PARENTAL GUIDE: Rated PG-13; profanity, heavy sexual innuendo.
Friday, November 20, 1987
PRINCE'S 'SIGN O' THE TIMES'
By JONATHAN TAKIFF, Daily News Staff Writer
"Sign O' the Times," a concert film starring Prince, with Sheila E., a special guest appearance by Sheena Easton, and introducing Cat. Directed by Simon Fields. Running time: 85 minutes. At area theaters.
Love him or hate him, it doesn't really matter. Just don't try and ignore Prince, the hardest-working man in show business today and to this mind one of the sickest puppies wiggling about on two feet.
Working out in his new concert film, in songs and dramatic vignettes, Prince delights in sending perversely mixed signals. One minute he's waxing idealistically, in a choirboy falsetto, about the joy of innocence ("Play in the Sunshine"). The next sec he's gurgling with unconfined ecstasy about the pleasures of lurid, lingering romance ("Slow Love").
Dressing himself in 1960s love generation accoutrements - wire-rimmed glasses, peace signs, a punk safety pin-defaced military uniform, the sign of the cross - Prince bemoans the corruption of society, carps about people possessed by war, drugs and sex in songs like "Sign O' the Times" and "The Cross."
Prince is very much the devil's advocate - if not the Devil incarnate. He's turned on by woman who look and act like tramps, and enjoys setting up scenarios where male lovers can put their women down, heh, heh.
Prince often plays the part of a slut himself with his vamping eyes and all-knowing grin and slinky, skin-revealing outfits. And when all's said and done, Prince seems most comfortable with the commitment-less role of the backdoor man - in songs like "I Could Never Take the Place of Your Man" or ''If I Was Your Girlfriend."

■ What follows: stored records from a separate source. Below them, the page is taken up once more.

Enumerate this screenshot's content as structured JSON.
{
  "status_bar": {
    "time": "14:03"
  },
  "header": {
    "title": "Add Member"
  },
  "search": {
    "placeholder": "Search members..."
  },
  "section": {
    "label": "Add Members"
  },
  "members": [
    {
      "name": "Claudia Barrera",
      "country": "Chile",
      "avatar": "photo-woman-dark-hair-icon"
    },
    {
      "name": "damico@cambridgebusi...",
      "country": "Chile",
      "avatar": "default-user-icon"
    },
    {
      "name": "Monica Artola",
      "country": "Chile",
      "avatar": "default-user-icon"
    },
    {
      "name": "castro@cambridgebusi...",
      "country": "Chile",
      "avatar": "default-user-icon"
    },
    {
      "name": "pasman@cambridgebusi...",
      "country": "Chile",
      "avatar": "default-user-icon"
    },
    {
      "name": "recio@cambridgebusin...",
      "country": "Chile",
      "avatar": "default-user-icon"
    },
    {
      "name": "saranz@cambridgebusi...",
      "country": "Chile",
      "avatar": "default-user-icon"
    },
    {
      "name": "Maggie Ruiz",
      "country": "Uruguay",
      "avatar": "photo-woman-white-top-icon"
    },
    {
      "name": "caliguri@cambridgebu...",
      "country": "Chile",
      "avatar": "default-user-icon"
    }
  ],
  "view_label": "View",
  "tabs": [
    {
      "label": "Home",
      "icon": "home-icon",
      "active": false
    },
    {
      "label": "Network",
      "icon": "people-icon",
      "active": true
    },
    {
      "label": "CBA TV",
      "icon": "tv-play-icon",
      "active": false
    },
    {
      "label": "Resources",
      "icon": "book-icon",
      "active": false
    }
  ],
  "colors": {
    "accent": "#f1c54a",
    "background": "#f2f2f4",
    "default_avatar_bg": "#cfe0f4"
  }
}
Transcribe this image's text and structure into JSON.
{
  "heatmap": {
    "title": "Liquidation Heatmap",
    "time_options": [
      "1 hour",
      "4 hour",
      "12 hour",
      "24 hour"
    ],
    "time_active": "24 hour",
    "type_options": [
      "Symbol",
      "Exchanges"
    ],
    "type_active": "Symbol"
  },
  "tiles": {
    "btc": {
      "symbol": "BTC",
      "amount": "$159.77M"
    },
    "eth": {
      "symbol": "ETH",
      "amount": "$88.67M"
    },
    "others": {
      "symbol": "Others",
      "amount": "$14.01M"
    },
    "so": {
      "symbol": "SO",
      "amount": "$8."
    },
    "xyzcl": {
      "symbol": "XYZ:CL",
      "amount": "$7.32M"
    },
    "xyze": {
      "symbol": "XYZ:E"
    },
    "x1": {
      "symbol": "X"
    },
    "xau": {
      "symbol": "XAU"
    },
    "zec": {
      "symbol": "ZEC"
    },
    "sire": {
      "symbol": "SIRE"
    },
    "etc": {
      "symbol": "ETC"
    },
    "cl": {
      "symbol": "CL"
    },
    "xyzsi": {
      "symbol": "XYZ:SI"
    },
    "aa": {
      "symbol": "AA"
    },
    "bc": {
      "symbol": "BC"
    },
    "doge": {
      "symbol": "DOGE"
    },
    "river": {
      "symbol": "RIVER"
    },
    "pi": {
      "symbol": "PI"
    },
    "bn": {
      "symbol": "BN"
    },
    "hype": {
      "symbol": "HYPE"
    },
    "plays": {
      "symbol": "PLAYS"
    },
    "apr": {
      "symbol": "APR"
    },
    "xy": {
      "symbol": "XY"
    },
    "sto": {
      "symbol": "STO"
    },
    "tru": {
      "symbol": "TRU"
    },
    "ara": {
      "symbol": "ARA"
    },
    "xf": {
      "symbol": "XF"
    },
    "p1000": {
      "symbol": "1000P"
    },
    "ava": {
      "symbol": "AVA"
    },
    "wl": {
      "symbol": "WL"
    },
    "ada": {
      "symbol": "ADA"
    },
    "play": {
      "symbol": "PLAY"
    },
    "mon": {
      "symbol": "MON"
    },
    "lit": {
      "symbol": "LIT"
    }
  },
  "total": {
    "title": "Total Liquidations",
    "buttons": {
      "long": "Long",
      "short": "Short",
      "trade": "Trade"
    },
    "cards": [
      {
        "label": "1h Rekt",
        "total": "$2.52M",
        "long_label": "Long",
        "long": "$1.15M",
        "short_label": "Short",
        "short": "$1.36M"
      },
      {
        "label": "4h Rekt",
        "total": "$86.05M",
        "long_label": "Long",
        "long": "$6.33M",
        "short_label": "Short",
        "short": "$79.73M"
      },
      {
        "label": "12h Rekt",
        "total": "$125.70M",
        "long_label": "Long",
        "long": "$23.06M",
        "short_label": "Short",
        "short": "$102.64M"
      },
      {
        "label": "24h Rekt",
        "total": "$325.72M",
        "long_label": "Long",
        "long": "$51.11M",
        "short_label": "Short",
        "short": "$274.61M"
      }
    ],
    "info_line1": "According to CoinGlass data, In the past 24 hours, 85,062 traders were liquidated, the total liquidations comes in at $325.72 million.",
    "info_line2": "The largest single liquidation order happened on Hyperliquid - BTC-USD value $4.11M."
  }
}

A psychiatrist could spend a lifetime getting to the roots of this guy's neuroses. Or he could merely compliment Prince for channeling his excesses as the most provocative, all-things-to-all-people sex symbol to hit the pop arena since Elvis Presley.
Ostensibly a concert film, "Sign O' the Times" was recorded at Prince's summer 1987 shows in Holland, with overdubbing and cover shots finished back at Prince's Paisley Park studio in Minneapolis. It features what is basically a new, but very strong band for his Royal Badness, the notable holdover being his sometime squeeze Sheila E., who has re-mixed herself very loudly on drums.
There's also a thin thread of a plot - some nonsense about Prince vying (with a male backup singer) for the affections of a chest-heaving harlot/ dancer named Cat. Their encounters are pantomimed or sung on a multi-level stage setting resembling a Paris street scene.
Even without the excess dramatic baggage that Prince drags along, this would be a compelling piece of work. Like the recent two-record album of the same name, "Sign O' the Times" is a torrid musical tour de force, revealing this wunderkind in a wide variety of musical guises. He pays tribute to James Brown on the funk attacker "Housequake," then aims high as a free-wailing jazz improviser doing up Charlie Parker's "Now's the Time." And he proves the greatest pyschedelic guitar wielder since Jimi Hendrix on umpteen brain- blowing solos.
In the wake of his less-than successful vanity flick "Under the Cherry Moon," Prince's "Sign O' the Times" will certainly redeem the man in his fans' eyes. But as concert films don't play for long, I'd recommend you check it out this weekend, and preferably in a theater with Dolby stereo surround sound.
Parental guide: PG-13.